### What to produce
When the data below is printed, every line must match exactly and the images must be absent.

### Extracted records
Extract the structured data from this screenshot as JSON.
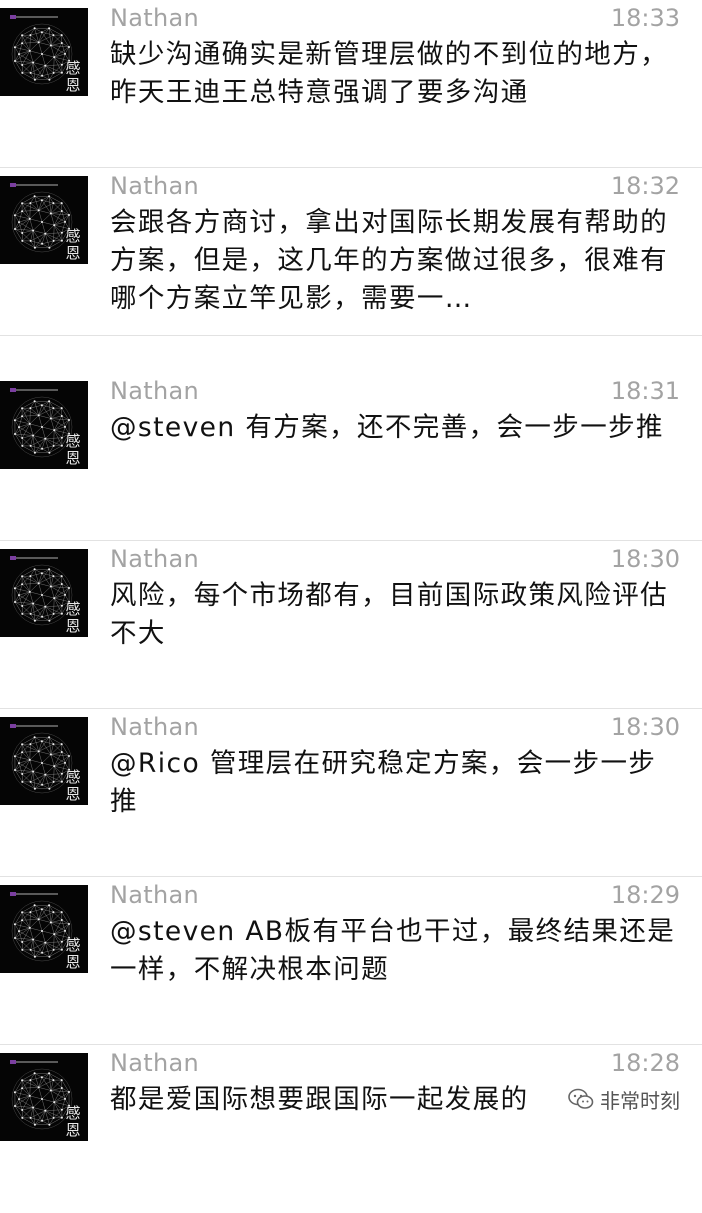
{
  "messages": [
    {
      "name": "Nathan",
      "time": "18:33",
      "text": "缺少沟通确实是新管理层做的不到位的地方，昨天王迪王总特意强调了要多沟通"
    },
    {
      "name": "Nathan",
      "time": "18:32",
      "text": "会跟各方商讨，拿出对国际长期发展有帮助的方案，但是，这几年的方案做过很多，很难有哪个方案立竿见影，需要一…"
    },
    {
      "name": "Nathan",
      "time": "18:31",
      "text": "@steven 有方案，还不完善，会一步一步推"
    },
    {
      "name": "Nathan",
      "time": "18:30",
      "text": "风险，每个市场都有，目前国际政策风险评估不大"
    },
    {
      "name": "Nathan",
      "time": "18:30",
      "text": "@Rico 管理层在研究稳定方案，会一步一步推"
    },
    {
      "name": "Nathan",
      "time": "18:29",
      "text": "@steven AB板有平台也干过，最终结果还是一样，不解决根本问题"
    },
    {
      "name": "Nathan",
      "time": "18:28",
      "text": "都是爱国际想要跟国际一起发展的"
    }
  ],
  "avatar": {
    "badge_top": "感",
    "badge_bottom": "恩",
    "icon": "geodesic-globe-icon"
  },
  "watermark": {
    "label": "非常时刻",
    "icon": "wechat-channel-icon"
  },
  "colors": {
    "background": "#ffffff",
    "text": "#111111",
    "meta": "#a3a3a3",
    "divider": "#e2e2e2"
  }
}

### Written solution
Extract the structured data from this screenshot as JSON.
{
  "messages": [
    {
      "name": "Nathan",
      "time": "18:33",
      "text": "缺少沟通确实是新管理层做的不到位的地方，昨天王迪王总特意强调了要多沟通"
    },
    {
      "name": "Nathan",
      "time": "18:32",
      "text": "会跟各方商讨，拿出对国际长期发展有帮助的方案，但是，这几年的方案做过很多，很难有哪个方案立竿见影，需要一…"
    },
    {
      "name": "Nathan",
      "time": "18:31",
      "text": "@steven 有方案，还不完善，会一步一步推"
    },
    {
      "name": "Nathan",
      "time": "18:30",
      "text": "风险，每个市场都有，目前国际政策风险评估不大"
    },
    {
      "name": "Nathan",
      "time": "18:30",
      "text": "@Rico 管理层在研究稳定方案，会一步一步推"
    },
    {
      "name": "Nathan",
      "time": "18:29",
      "text": "@steven AB板有平台也干过，最终结果还是一样，不解决根本问题"
    },
    {
      "name": "Nathan",
      "time": "18:28",
      "text": "都是爱国际想要跟国际一起发展的"
    }
  ],
  "avatar": {
    "badge_top": "感",
    "badge_bottom": "恩",
    "icon": "geodesic-globe-icon"
  },
  "watermark": {
    "label": "非常时刻",
    "icon": "wechat-channel-icon"
  },
  "colors": {
    "background": "#ffffff",
    "text": "#111111",
    "meta": "#a3a3a3",
    "divider": "#e2e2e2"
  }
}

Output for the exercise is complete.